More simply, action planning involves gathering information about the pros and cons of using a product. “For example, the consumer who feels strong hope and strong anxiety about a new skincare product might plan to read usage instructions carefully, to ask friends if they have tried it, and to look up the product’s ingredients and potential side effects,” the researchers wrote.

And with knowledge comes power. “Action planning boosts new product adoption by enhancing consumers’ perceived control over outcomes,” the researchers discovered.

Three Studies with Diverse Populations

The researchers provide data from three studies that use different products (all actual products) and consumer populations from diverse geographical locations and socio-economic backgrounds.

Study 1 was a field study sponsored by the Bill & Melinda Gates Foundation, involving participants from eight countries. The researchers tested respondents’ intentions to adopt a medication designed to protect individuals from contracting HIV/AIDS. Study 2 investigated whether business managers in an executive education program decisions would purchase a new skincare product. Study 3 involved postgraduate college students’ buying decisions about a new energy drink.

In Studies 2 and 3, the researchers manipulated hope and anxiety with two sets of product disclaimers and/or social media reviews: one designed to evoke strong hope (anxiety) and the other designed to evoke weak hope (anxiety).  

For instance, in Study 3, a social media review was used to make people feel more or less hope for the benefits that a new energy drink could give them.

Strong hope: I felt energized and clear-headed even hours after drinking it. The mental focus the product gave me allowed me to accomplish a lot more in my day than I typically accomplish. This product did everything I had hoped that it would do.

Weak hope: I did have some marginal improvements in energy and clear-headedness, but only for a very short time. Any improvements in mental focus were marginal, though, as it didn’t allow me to accomplish too much more than what I typically accomplish. The effects were clearly not as dramatic as I had hoped for.

Product disclaimers for the energy drink were designed to evoke either strong or weak anxiety about potential downsides of the new product:

 Strong anxiety: Use with care. Can cause rapid heartbeat, gastric distress and sour breath odor.

Weak anxiety: Use with care.
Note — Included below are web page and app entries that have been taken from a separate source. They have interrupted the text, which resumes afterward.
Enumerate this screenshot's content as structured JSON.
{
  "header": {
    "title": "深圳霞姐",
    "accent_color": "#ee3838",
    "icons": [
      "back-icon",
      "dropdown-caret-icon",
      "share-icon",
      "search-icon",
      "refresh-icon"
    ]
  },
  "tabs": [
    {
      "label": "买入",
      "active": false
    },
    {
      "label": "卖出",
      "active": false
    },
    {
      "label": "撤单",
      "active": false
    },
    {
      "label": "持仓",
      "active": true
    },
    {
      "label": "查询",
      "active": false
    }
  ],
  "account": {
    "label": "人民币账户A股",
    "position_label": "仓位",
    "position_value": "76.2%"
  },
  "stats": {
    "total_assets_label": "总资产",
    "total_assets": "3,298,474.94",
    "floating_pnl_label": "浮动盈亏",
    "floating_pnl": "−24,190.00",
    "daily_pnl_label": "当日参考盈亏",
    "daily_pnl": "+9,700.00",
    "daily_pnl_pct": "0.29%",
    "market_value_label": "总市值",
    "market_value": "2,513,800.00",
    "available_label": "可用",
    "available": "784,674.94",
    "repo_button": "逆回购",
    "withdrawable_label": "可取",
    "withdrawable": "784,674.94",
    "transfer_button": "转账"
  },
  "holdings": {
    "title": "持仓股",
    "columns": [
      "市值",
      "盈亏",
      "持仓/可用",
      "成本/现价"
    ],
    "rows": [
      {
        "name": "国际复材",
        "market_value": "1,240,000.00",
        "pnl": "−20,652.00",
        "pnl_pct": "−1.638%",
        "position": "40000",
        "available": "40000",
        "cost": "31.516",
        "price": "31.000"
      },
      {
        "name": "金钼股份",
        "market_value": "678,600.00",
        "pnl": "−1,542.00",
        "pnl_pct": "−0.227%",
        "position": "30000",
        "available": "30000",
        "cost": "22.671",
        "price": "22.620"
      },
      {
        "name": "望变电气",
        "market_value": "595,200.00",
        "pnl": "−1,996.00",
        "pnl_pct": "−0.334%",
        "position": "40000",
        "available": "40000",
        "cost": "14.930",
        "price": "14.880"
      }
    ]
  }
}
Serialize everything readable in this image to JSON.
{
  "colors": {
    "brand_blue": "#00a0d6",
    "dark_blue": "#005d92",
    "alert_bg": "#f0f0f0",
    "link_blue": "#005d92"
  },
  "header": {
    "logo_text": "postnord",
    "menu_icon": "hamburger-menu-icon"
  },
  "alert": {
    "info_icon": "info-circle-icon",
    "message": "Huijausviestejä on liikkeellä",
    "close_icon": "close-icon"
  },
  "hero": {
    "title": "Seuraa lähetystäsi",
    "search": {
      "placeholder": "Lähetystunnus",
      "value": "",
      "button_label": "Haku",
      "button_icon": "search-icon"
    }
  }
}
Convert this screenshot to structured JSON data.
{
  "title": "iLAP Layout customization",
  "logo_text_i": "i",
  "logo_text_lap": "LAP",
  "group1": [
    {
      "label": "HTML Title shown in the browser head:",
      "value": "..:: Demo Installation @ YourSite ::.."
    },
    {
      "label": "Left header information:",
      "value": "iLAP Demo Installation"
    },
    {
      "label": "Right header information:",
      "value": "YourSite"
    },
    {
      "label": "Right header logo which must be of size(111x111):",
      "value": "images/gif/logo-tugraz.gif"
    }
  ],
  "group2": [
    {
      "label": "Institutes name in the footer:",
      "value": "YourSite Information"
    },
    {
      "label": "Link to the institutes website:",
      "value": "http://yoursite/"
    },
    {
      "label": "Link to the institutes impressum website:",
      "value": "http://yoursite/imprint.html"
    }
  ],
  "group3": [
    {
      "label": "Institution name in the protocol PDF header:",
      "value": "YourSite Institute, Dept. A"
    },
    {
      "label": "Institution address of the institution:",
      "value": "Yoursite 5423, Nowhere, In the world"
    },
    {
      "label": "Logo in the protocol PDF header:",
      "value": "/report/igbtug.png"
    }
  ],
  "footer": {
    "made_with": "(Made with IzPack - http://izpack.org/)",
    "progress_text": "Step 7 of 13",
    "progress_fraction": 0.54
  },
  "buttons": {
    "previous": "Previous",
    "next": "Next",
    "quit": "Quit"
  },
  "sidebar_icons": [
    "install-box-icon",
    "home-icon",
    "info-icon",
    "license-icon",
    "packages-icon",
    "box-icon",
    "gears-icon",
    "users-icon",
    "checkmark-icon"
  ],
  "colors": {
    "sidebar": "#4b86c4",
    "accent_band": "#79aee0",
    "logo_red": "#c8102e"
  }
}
Can cause slight increase in heart rate, mild stomach flutters and slight breath odor.

Those participants who read the strong hope social media comment and the anxiety-evoking disclaimers were the most likely to buy the new product.

Implications for Marketers

The researchers had clear advice for marketers.

If market research reveals that consumers already have strong anxiety about outcomes from a new product, marketers should develop communications that evoke strong hope, not downplay the anxiety.

Conversely, if market research reveals that consumers have strong hope for the product but low anxiety, marketers might benefit by providing information designed to enhance consumers’ anxiety about possible outcomes of new product adoption. “Warning labels, disclaimers, disclosures and vivid images are potentially valid vehicles for enhancing potential anxiety,” the researchers wrote.

Not only could anxiety encourage the purchase of a new product, it could also enhance product satisfaction, the researchers added.

MacInnis explained, “To the extent that consumers consider outcomes that do not fit with their goals and plan for how they can be avoided, they may ultimately be more satisfied with the product than would consumers who never considered potential anxiety-evoking outcomes or engaged in action planning.”